Looking back, I think almost everything I ever did in my life before I began my spiritual journey, and even within it at the beginning, was about getting attention; specifically the attention of a potential mate. Any real happiness I believed I could achieve in life would have to come from a mate; from fame; from love outside of myself.
I was lonely, even though I had more friends than anyone I knew. I had chosen a ‘career’ as an entertainer/club personality that was based on outrageous performance, in order to obtain popularity and fame. I thought this would attract the partner, and therefore, the security and happiness I craved. I was lonely, even when my attention-seeking behaviour brought me in front of crowds that were cheering for me and laughing at my jokes and performances. I was lonely even when I “perfected” my body through obsessive exercise and dieting. I couldn’t understand why I didn’t have a mate when I was accomplishing all these things.
It’s interesting to see from a new perspective, and with new clarity, how in trying to attract all that attention, I was really not being myself, and was actually pushing away any potential interests that were around. Who wants to date an act?
When I came into recovery almost 10 years ago, I was even more acutely aware of loneliness. I blamed my misery on it. There was an awful lot of loneliness in those first few months and years of living my new sober life. There were many sleepless nights of self-pity and incredible discomfort. I wondered why I was so alone, and I wanted to escape how I felt. Again, I blamed the absence of a loving relationship for the loneliness I felt, and I tried anything and everything to bring that elusive relationship into my life. As a matter of fact, when I first understood that I could recover from my messed up life, I went through a suggested recovery program with incredible enthusiasm in order to recover ‘perfectly’, not only to be happy and sober, but mostly so that I would finally be fit for a relationship. Guess what? I was still single.
Nowadays, through the character-building work I have done, I believe I am probably much more fit to be in a relationship. However, I also have a new perspective: Yes, a relationship might bring me some companionship and fulfillment and therefore aid in achieving happiness, but the real cure for my loneliness comes from within.

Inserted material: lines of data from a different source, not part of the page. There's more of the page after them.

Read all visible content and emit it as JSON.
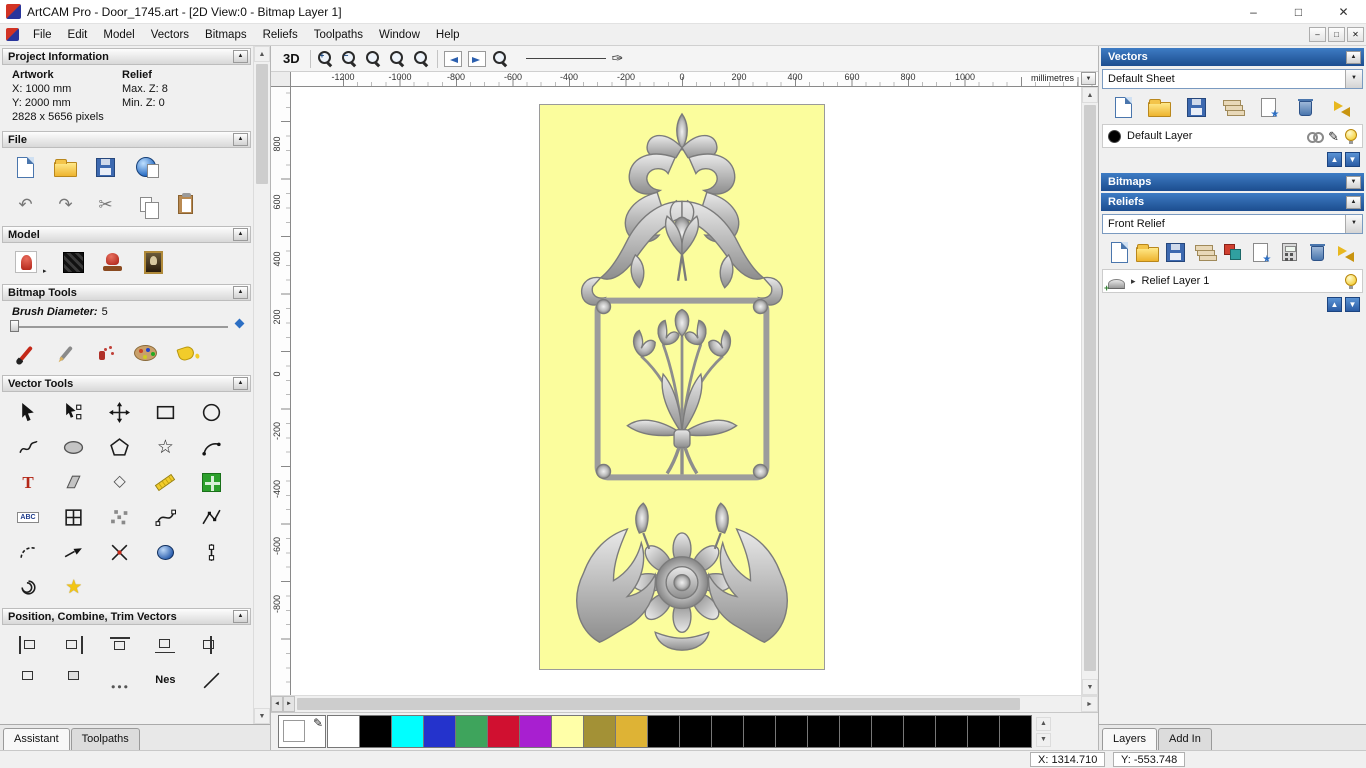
{
  "icons": {
    "up": "▲",
    "down": "▼",
    "left": "◄",
    "right": "►",
    "minimize": "–",
    "maximize": "□",
    "close": "✕",
    "undo": "↶",
    "redo": "↷",
    "cut": "✂",
    "pencil": "✎",
    "expand": "▸",
    "dropdown": "▼",
    "plus": "+",
    "minus": "−",
    "star_outline": "☆",
    "star": "★",
    "diamond": "◇",
    "text_tool": "T",
    "abc": "ABC",
    "pen": "✑"
  },
  "window": {
    "title": "ArtCAM Pro - Door_1745.art - [2D View:0 - Bitmap Layer 1]"
  },
  "menu": {
    "items": [
      "File",
      "Edit",
      "Model",
      "Vectors",
      "Bitmaps",
      "Reliefs",
      "Toolpaths",
      "Window",
      "Help"
    ]
  },
  "left_panel": {
    "project_info": {
      "title": "Project Information",
      "artwork_label": "Artwork",
      "relief_label": "Relief",
      "x_value": "X: 1000 mm",
      "y_value": "Y: 2000 mm",
      "max_z": "Max. Z: 8",
      "min_z": "Min. Z: 0",
      "pixels": "2828 x 5656 pixels"
    },
    "file_title": "File",
    "model_title": "Model",
    "bitmap_tools_title": "Bitmap Tools",
    "brush_label": "Brush Diameter:",
    "brush_value": "5",
    "vector_tools_title": "Vector Tools",
    "position_title": "Position, Combine, Trim Vectors",
    "nesting_label": "Nes",
    "tabs": {
      "assistant": "Assistant",
      "toolpaths": "Toolpaths"
    }
  },
  "canvas": {
    "view_toggle": "3D",
    "ruler_h": [
      "-1200",
      "-1000",
      "-800",
      "-600",
      "-400",
      "-200",
      "0",
      "200",
      "400",
      "600",
      "800",
      "1000"
    ],
    "ruler_unit": "millimetres",
    "ruler_v": [
      "800",
      "600",
      "400",
      "200",
      "0",
      "-200",
      "-400",
      "-600",
      "-800"
    ]
  },
  "right_panel": {
    "vectors": {
      "title": "Vectors",
      "sheet_value": "Default Sheet",
      "layer_name": "Default Layer"
    },
    "bitmaps": {
      "title": "Bitmaps"
    },
    "reliefs": {
      "title": "Reliefs",
      "selected_value": "Front Relief",
      "layer_name": "Relief Layer 1"
    },
    "tabs": {
      "layers": "Layers",
      "addin": "Add In"
    }
  },
  "palette": {
    "colors": [
      "#ffffff",
      "#000000",
      "#00ffff",
      "#2433cc",
      "#3ea45c",
      "#d01030",
      "#a81fd0",
      "#ffffa8",
      "#a39136",
      "#deb335",
      "#000000",
      "#000000",
      "#000000",
      "#000000",
      "#000000",
      "#000000",
      "#000000",
      "#000000",
      "#000000",
      "#000000",
      "#000000",
      "#000000"
    ]
  },
  "status": {
    "x": "X: 1314.710",
    "y": "Y: -553.748"
  }
}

As a result of taking an honest, thorough and often painful look at myself and continuing to take that personal inventory, I realize that loneliness was a reflection of how I felt about myself. I was so insecure and self-loathing, that I required a relationship for validation, so that I could feel good about myself because someone loved me. So naturally, when I didn’t obtain that relationship, I was lonely and miserable. Continual practice of spiritual principles, yoga, and honesty to the best of my ability with myself and others, has brought me to a place of greater self-acceptance and self-love. I feel pretty good about who I am these days. I live with integrity now (Integrity—a word I’ve just come to understand the meaning of), wherein I am myself to the best of my ability at each moment, trusting that I am loved for it. And though sometimes I really like it, I no longer need the validation of others to feel good about myself.
I am rarely lonely today. I don’t focus on needing something or someone to make me feel better, because I’m ok with who I am. I now understand that in those old days of loneliness, it was not the actual absence of a person or thing that was causing the problem. The problem was that I was focused on my negative feelings about myself, and I would get stuck in the mindset that I would always be and feel that way. The trick, I’ve learned, is to change my focus to the positive aspects of myself—my success, my new life, the people I’ve been able to help—in those moments, and to embrace and accept who I am and what is around me, and therefore engage positively in the actual moment itself.
There’s another trick I’ve used when dealing with the little bouts of loneliness that will naturally always pop up here and there: Once, a few years back, when I was on vacation in Hawaii—I remember sitting with my family on the patio of a restaurant in the warm air, thinking about how it would be nice to have a partner to share this moment with. I began to feel some of those familiar feelings of loneliness pulling at me again. I remembered in that moment something that I’ve learned on this journey of self-discovery: that loneliness is a universal feeling we all experience from time to time, and therefore if I acknowledge it and express that I’m feeling ‘the’ loneliness, rather than ‘my’ loneliness, then I connect to myself to everyone…and suddenly, ‘the’ loneliness is gone.